I was born November 6, 1987. The Original NES was something like a toaster when I was young. It was the standard issue appliance for any suburban household. Then around my fifth or sixth birthday, things started changing. The mosaic sprites that ran across the screen became more contoured. The music grew into itself. It no longer existed as a placeholder for “real” music, implicitly asking players to ignore the poor quality and suspend their disbelief; after all, isn’t the plumber with fireballs impressive enough? It began to incorporate instruments other than a synthesizer. Within the next generation, music was being composed for a symphony orchestra, recorded in a studio, and ready to be played back at CD quality, all for a 13-year-old boy who spends a little bit too much time in his basement.
Nonetheless, the music of NES did at least have thematic elements: dark dungeons held long echoes and eerie ghost calls in their rhythm; boss fights had a faster tempo than the rest of the soundtrack. I may have taken those elements for granted when I was three years old, but now Yip-Yip has re-immersed me into music of Nintendo’s past with their new album, Two Kings Of The Same Kingdom, and have made the thematic merits of Nintendo’s synth-pulse-pop stand out.
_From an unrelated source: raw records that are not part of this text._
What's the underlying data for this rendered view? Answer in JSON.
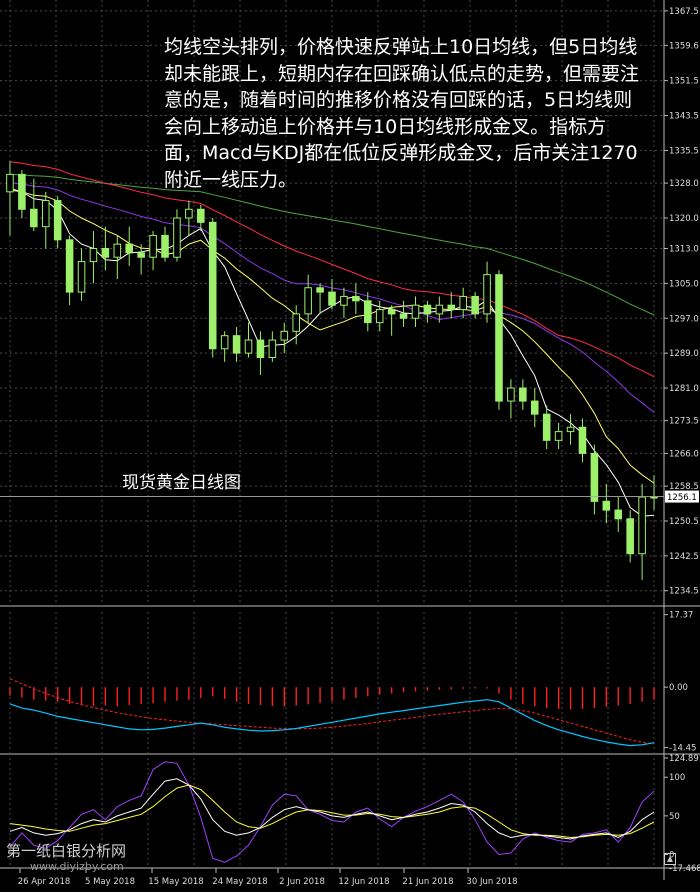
{
  "note_text": "均线空头排列，价格快速反弹站上10日均线，但5日均线却未能跟上，短期内存在回踩确认低点的走势，但需要注意的是，随着时间的推移价格没有回踩的话，5日均线则会向上移动追上价格并与10日均线形成金叉。指标方面，Macd与KDJ都在低位反弹形成金叉，后市关注1270附近一线压力。",
  "watermark": {
    "name": "第一纸白银分析网",
    "url": "www.diyizby.com"
  },
  "colors": {
    "background": "#000000",
    "grid": "#4a4a4a",
    "candle": "#9cf06a",
    "ma5": "#ffffff",
    "ma10": "#ffff66",
    "ma20": "#8f36e8",
    "ma30": "#ff2a4a",
    "ma60": "#4ea83a",
    "macd_hist_neg": "#ff2020",
    "macd_hist_pos": "#3fa02f",
    "macd_line": "#00c8ff",
    "macd_signal": "#ff2020",
    "kdj_k": "#ffffff",
    "kdj_d": "#ffff33",
    "kdj_j": "#a040ff"
  },
  "chart_data": {
    "type": "candlestick",
    "title": "现货黄金日线图",
    "x_labels": [
      "26 Apr 2018",
      "5 May 2018",
      "15 May 2018",
      "24 May 2018",
      "2 Jun 2018",
      "12 Jun 2018",
      "21 Jun 2018",
      "30 Jun 2018"
    ],
    "price_axis": {
      "ylim": [
        1231.0,
        1370.0
      ],
      "ticks": [
        "1367.5",
        "1359.6",
        "1351.5",
        "1343.5",
        "1335.5",
        "1328.0",
        "1320.0",
        "1313.0",
        "1305.0",
        "1297.0",
        "1289.0",
        "1281.0",
        "1273.5",
        "1266.0",
        "1258.5",
        "1250.5",
        "1242.5",
        "1234.5"
      ],
      "current_price": "1256.1",
      "current_value": 1256.1
    },
    "candles": [
      {
        "o": 1326,
        "h": 1333,
        "l": 1316,
        "c": 1330
      },
      {
        "o": 1330,
        "h": 1331,
        "l": 1320,
        "c": 1322
      },
      {
        "o": 1322,
        "h": 1329,
        "l": 1317,
        "c": 1318
      },
      {
        "o": 1318,
        "h": 1326,
        "l": 1313,
        "c": 1324
      },
      {
        "o": 1324,
        "h": 1325,
        "l": 1313,
        "c": 1315
      },
      {
        "o": 1315,
        "h": 1316,
        "l": 1300,
        "c": 1303
      },
      {
        "o": 1303,
        "h": 1313,
        "l": 1301,
        "c": 1310
      },
      {
        "o": 1310,
        "h": 1317,
        "l": 1305,
        "c": 1313
      },
      {
        "o": 1313,
        "h": 1318,
        "l": 1308,
        "c": 1311
      },
      {
        "o": 1311,
        "h": 1316,
        "l": 1306,
        "c": 1314
      },
      {
        "o": 1314,
        "h": 1318,
        "l": 1309,
        "c": 1312
      },
      {
        "o": 1312,
        "h": 1314,
        "l": 1307,
        "c": 1311
      },
      {
        "o": 1311,
        "h": 1317,
        "l": 1308,
        "c": 1316
      },
      {
        "o": 1316,
        "h": 1318,
        "l": 1310,
        "c": 1311
      },
      {
        "o": 1311,
        "h": 1322,
        "l": 1310,
        "c": 1320
      },
      {
        "o": 1320,
        "h": 1324,
        "l": 1316,
        "c": 1322
      },
      {
        "o": 1322,
        "h": 1323,
        "l": 1317,
        "c": 1319
      },
      {
        "o": 1319,
        "h": 1320,
        "l": 1288,
        "c": 1290
      },
      {
        "o": 1290,
        "h": 1294,
        "l": 1287,
        "c": 1293
      },
      {
        "o": 1293,
        "h": 1295,
        "l": 1287,
        "c": 1289
      },
      {
        "o": 1289,
        "h": 1296,
        "l": 1288,
        "c": 1292
      },
      {
        "o": 1292,
        "h": 1294,
        "l": 1284,
        "c": 1288
      },
      {
        "o": 1288,
        "h": 1294,
        "l": 1287,
        "c": 1292
      },
      {
        "o": 1292,
        "h": 1296,
        "l": 1289,
        "c": 1294
      },
      {
        "o": 1294,
        "h": 1300,
        "l": 1291,
        "c": 1298
      },
      {
        "o": 1298,
        "h": 1307,
        "l": 1296,
        "c": 1304
      },
      {
        "o": 1304,
        "h": 1305,
        "l": 1298,
        "c": 1303
      },
      {
        "o": 1303,
        "h": 1306,
        "l": 1299,
        "c": 1300
      },
      {
        "o": 1300,
        "h": 1304,
        "l": 1297,
        "c": 1302
      },
      {
        "o": 1302,
        "h": 1305,
        "l": 1298,
        "c": 1301
      },
      {
        "o": 1301,
        "h": 1303,
        "l": 1294,
        "c": 1296
      },
      {
        "o": 1296,
        "h": 1301,
        "l": 1294,
        "c": 1299
      },
      {
        "o": 1299,
        "h": 1300,
        "l": 1293,
        "c": 1298
      },
      {
        "o": 1298,
        "h": 1301,
        "l": 1295,
        "c": 1297
      },
      {
        "o": 1297,
        "h": 1302,
        "l": 1295,
        "c": 1300
      },
      {
        "o": 1300,
        "h": 1301,
        "l": 1296,
        "c": 1298
      },
      {
        "o": 1298,
        "h": 1302,
        "l": 1296,
        "c": 1300
      },
      {
        "o": 1300,
        "h": 1303,
        "l": 1297,
        "c": 1299
      },
      {
        "o": 1299,
        "h": 1304,
        "l": 1297,
        "c": 1302
      },
      {
        "o": 1302,
        "h": 1303,
        "l": 1297,
        "c": 1298
      },
      {
        "o": 1298,
        "h": 1310,
        "l": 1296,
        "c": 1307
      },
      {
        "o": 1307,
        "h": 1308,
        "l": 1276,
        "c": 1278
      },
      {
        "o": 1278,
        "h": 1283,
        "l": 1274,
        "c": 1281
      },
      {
        "o": 1281,
        "h": 1283,
        "l": 1276,
        "c": 1278
      },
      {
        "o": 1278,
        "h": 1281,
        "l": 1272,
        "c": 1275
      },
      {
        "o": 1275,
        "h": 1277,
        "l": 1267,
        "c": 1269
      },
      {
        "o": 1269,
        "h": 1273,
        "l": 1267,
        "c": 1271
      },
      {
        "o": 1271,
        "h": 1275,
        "l": 1268,
        "c": 1272
      },
      {
        "o": 1272,
        "h": 1274,
        "l": 1264,
        "c": 1266
      },
      {
        "o": 1266,
        "h": 1268,
        "l": 1252,
        "c": 1255
      },
      {
        "o": 1255,
        "h": 1259,
        "l": 1250,
        "c": 1253
      },
      {
        "o": 1253,
        "h": 1256,
        "l": 1248,
        "c": 1251
      },
      {
        "o": 1251,
        "h": 1253,
        "l": 1241,
        "c": 1243
      },
      {
        "o": 1243,
        "h": 1259,
        "l": 1237,
        "c": 1256
      },
      {
        "o": 1256,
        "h": 1261,
        "l": 1253,
        "c": 1256
      }
    ],
    "macd": {
      "ylim": [
        -16.0,
        18.0
      ],
      "ticks": [
        "17.37",
        "0.00",
        "-14.45"
      ],
      "histogram": [
        -2,
        -2.5,
        -3,
        -3.2,
        -3.5,
        -4,
        -4.2,
        -4.5,
        -4.4,
        -4.6,
        -4.3,
        -4.1,
        -3.8,
        -3.5,
        -3.2,
        -3,
        -2.6,
        -2.2,
        -2.8,
        -3.5,
        -4,
        -4.3,
        -4.5,
        -4.6,
        -4.4,
        -4.1,
        -3.8,
        -3.4,
        -3,
        -2.6,
        -2.2,
        -1.8,
        -1.5,
        -1.2,
        -1,
        -0.8,
        -0.6,
        -0.5,
        -0.4,
        -0.3,
        -0.3,
        -1.5,
        -3,
        -4,
        -4.6,
        -5,
        -5.2,
        -5.3,
        -5.2,
        -5,
        -4.7,
        -4.4,
        -4.0,
        -3.5,
        -3.0
      ],
      "macd_line": [
        -4,
        -5,
        -5.5,
        -6.2,
        -7,
        -7.5,
        -8,
        -8.5,
        -9,
        -9.5,
        -10,
        -10.2,
        -10.1,
        -9.8,
        -9.4,
        -9,
        -8.6,
        -9,
        -9.6,
        -10,
        -10.3,
        -10.5,
        -10.4,
        -10.2,
        -9.9,
        -9.4,
        -8.9,
        -8.4,
        -7.9,
        -7.4,
        -6.9,
        -6.4,
        -6.0,
        -5.6,
        -5.2,
        -4.8,
        -4.4,
        -4.0,
        -3.6,
        -3.3,
        -3,
        -3.5,
        -5,
        -6.5,
        -8,
        -9.2,
        -10.2,
        -11,
        -11.8,
        -12.5,
        -13.1,
        -13.6,
        -14,
        -13.8,
        -13.3
      ],
      "signal_line": [
        2,
        0.8,
        -0.4,
        -1.5,
        -2.5,
        -3.4,
        -4.2,
        -4.9,
        -5.5,
        -6.1,
        -6.6,
        -7.1,
        -7.5,
        -7.8,
        -8.1,
        -8.4,
        -8.6,
        -8.8,
        -9,
        -9.2,
        -9.4,
        -9.6,
        -9.8,
        -9.9,
        -10,
        -9.9,
        -9.8,
        -9.6,
        -9.3,
        -9,
        -8.7,
        -8.3,
        -7.9,
        -7.6,
        -7.2,
        -6.8,
        -6.5,
        -6.2,
        -5.9,
        -5.6,
        -5.3,
        -5.1,
        -5.2,
        -5.6,
        -6.2,
        -7,
        -7.8,
        -8.6,
        -9.4,
        -10.2,
        -11,
        -11.8,
        -12.6,
        -13.2,
        -13.6
      ]
    },
    "kdj": {
      "ylim": [
        -17.468,
        124.891
      ],
      "ticks": [
        "124.891",
        "100",
        "50",
        "0",
        "-17.468"
      ],
      "k": [
        30,
        35,
        28,
        25,
        27,
        32,
        40,
        45,
        42,
        50,
        55,
        60,
        78,
        95,
        98,
        90,
        72,
        45,
        30,
        25,
        28,
        35,
        48,
        58,
        62,
        58,
        55,
        50,
        48,
        52,
        55,
        50,
        45,
        48,
        52,
        55,
        60,
        66,
        64,
        55,
        40,
        28,
        22,
        25,
        26,
        24,
        22,
        20,
        24,
        26,
        28,
        22,
        30,
        45,
        55
      ],
      "d": [
        40,
        38,
        36,
        33,
        31,
        30,
        34,
        38,
        40,
        44,
        48,
        52,
        62,
        75,
        86,
        90,
        84,
        70,
        55,
        42,
        36,
        34,
        40,
        48,
        55,
        58,
        57,
        54,
        51,
        51,
        53,
        52,
        49,
        48,
        50,
        52,
        55,
        60,
        62,
        60,
        52,
        42,
        32,
        27,
        25,
        25,
        24,
        22,
        23,
        25,
        26,
        25,
        27,
        34,
        42
      ],
      "j": [
        10,
        28,
        12,
        8,
        18,
        35,
        52,
        58,
        45,
        62,
        70,
        76,
        110,
        120,
        118,
        90,
        48,
        -5,
        -10,
        -2,
        12,
        36,
        64,
        78,
        76,
        58,
        52,
        44,
        42,
        55,
        60,
        46,
        36,
        48,
        56,
        62,
        70,
        78,
        68,
        45,
        16,
        0,
        2,
        20,
        28,
        22,
        18,
        16,
        26,
        28,
        32,
        16,
        35,
        68,
        82
      ]
    }
  }
}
Its not so surprising, I suppose, because now this music is being packaged as something to listen to, not something to accept as part of technical and practical limitations of an ’80s video game. I’m also no longer concerned about getting my man in red overalls to the top of the flagpole. Now I can catch the tune to which all the pre-programmed baddies march across the screen, eventually off a ledge and into their death. I watch with my ears the mechanics of a video-game like it were the inside of a clock, listening tick-tock, hearing the inner workings move the machine. I am analyzing something glanced over in my past as if I were writing a memoir. It has that same alienating element to it, separating a memory, a life, never intended for study and doing just that. It’s like looking up the “Human” page on Wikipedia.
By using Nintendo elements in their music though, Yip-Yip creates, for a listener my age, a good contrasting background. It is easy for me to catch on the Nintendo stuff, which allows for Yip-Yip’s own methods and retoolings stand out even better. In their own work, Yip-Yip is quick to move past melodies they’ve covered, infuse them with additional instrumentation, swifter pacing, and create something new. These bridges between tunes aren’t always the same, not just in terms of instrumentation or layering, but the rhythm of each bridge as it takes on something all its own. Some songs thrive on this inventiveness, never seeming to stay put, but always morphing the music to fit new molds, which are then thrown away to make something new under the cast. It is a generative, mutating music. It is biological music, despite its obvious robotics. Transforming music might perhaps include all the necessary connotations, but that dives into a whole ‘nother nostalgia I’m too young to remember. Most prominently featured though, is the element of play in the music. Like a video game, nothing holds extreme gravity. This album starts and ends quickly, inspires a couple of toe taps, and it’s game over in 25 minutes. There isn’t any begrudging this though. I eject the CD like turning off a power button and move on with the day. I have fun.
Dan Deacon – Spiderman of the Rings
Arab on Radar – Yahweh or the Highway
Add N to (X) – On the Wires of Our Nerves